### Task prompt
Tell how many lines of the data below have the string "payments" in them. Say nothing more.

(Component data from apps and pages)
—————

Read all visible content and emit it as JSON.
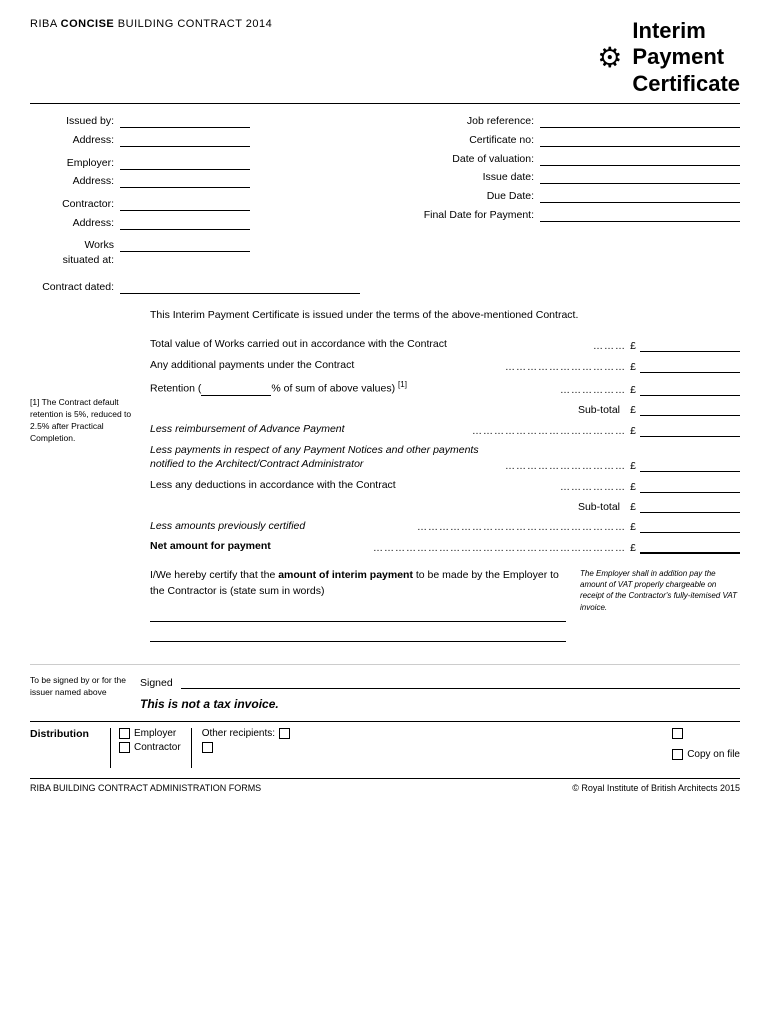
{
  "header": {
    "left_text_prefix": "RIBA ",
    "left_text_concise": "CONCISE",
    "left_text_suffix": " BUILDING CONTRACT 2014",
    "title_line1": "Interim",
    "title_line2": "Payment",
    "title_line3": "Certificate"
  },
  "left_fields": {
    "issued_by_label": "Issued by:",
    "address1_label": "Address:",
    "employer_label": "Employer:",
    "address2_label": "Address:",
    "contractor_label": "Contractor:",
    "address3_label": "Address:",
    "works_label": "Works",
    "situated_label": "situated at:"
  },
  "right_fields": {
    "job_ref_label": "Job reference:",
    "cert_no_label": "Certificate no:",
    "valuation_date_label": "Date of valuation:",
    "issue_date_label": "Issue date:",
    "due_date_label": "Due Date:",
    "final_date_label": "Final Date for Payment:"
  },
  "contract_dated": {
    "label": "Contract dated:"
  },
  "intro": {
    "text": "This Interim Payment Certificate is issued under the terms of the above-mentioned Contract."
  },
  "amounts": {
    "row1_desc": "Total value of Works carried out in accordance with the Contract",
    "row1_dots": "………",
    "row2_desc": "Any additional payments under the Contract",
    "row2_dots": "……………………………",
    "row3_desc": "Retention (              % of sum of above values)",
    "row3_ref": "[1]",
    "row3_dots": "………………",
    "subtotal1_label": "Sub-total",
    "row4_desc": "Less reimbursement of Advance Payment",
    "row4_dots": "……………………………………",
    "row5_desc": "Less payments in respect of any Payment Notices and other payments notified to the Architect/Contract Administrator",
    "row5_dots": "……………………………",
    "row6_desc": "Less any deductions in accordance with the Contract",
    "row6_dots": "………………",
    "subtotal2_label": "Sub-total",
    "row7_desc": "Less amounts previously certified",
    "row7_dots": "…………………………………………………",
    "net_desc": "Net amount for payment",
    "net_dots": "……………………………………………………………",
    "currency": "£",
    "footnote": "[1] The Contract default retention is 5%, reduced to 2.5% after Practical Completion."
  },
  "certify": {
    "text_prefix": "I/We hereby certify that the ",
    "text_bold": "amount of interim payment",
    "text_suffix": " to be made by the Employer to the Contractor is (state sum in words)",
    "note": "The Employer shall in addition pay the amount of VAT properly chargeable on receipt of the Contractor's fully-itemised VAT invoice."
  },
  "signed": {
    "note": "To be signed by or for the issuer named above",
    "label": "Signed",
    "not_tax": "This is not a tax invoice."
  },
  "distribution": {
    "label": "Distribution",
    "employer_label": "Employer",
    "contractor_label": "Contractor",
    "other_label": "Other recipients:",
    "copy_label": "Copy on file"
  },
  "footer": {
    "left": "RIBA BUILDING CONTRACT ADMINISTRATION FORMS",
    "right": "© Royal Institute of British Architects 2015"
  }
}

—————

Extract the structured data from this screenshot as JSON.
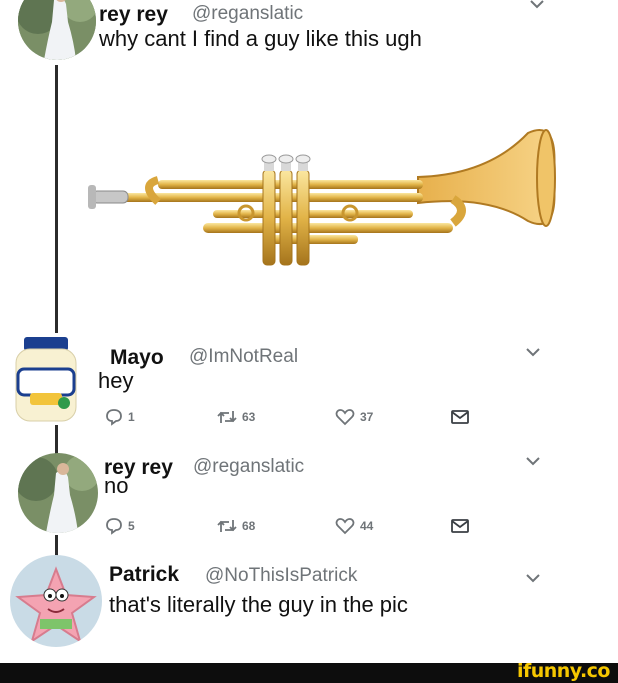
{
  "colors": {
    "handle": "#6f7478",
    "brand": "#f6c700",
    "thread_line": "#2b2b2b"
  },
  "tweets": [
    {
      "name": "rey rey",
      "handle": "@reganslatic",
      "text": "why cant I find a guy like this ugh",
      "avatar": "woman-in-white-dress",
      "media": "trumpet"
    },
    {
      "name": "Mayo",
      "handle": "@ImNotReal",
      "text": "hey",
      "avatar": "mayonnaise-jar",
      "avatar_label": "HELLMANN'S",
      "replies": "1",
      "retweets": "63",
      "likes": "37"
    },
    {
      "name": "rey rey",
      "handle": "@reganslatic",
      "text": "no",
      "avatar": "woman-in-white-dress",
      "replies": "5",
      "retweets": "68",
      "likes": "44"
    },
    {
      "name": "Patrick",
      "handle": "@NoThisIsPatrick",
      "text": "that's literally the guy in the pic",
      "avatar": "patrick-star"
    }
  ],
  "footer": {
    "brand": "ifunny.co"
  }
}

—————

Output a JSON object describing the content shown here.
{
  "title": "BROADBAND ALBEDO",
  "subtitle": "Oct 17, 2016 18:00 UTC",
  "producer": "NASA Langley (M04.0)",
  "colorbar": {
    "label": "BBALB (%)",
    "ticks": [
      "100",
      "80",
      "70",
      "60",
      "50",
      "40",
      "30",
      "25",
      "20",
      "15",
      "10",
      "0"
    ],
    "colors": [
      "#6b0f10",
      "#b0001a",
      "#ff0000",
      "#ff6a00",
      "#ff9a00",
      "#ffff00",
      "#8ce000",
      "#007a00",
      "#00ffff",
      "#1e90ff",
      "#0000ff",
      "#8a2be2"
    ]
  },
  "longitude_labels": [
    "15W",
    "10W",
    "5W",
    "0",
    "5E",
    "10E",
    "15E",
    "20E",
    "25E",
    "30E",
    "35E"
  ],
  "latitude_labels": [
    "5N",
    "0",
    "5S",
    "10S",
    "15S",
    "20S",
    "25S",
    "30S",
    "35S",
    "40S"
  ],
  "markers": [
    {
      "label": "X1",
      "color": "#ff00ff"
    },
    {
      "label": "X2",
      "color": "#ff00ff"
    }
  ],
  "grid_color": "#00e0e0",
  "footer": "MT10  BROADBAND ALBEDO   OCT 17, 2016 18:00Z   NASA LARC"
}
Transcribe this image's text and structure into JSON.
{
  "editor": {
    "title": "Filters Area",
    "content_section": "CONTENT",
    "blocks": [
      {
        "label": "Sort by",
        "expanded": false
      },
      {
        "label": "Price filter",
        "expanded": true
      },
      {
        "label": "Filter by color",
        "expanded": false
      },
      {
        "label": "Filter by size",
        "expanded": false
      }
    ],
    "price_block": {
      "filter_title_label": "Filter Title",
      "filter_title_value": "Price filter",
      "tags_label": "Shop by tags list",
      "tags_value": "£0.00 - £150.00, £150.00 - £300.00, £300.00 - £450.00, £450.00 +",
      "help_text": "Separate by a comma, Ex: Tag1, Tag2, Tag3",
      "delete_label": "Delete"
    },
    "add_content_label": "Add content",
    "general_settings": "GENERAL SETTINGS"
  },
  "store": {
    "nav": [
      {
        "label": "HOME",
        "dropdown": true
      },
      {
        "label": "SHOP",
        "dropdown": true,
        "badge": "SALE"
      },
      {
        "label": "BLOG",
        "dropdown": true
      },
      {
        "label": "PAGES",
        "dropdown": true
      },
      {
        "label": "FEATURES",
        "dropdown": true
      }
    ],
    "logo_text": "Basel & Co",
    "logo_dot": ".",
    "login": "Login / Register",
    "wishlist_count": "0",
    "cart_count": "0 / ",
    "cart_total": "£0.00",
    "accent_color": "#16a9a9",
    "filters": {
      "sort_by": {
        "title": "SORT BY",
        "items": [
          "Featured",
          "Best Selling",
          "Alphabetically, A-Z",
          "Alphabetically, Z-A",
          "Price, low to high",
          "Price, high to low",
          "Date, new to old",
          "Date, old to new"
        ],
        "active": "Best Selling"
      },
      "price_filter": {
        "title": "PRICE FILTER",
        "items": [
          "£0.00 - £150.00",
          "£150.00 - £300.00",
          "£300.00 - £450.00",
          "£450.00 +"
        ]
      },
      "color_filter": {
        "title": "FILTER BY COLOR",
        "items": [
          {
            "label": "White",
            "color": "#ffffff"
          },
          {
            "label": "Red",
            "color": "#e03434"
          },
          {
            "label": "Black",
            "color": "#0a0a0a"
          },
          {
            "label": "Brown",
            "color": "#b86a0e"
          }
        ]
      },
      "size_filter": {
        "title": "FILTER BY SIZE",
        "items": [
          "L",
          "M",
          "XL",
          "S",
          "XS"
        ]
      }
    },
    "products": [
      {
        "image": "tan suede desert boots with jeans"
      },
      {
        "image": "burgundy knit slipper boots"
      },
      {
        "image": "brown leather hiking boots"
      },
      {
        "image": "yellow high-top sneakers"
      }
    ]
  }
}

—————

### Exercise result
2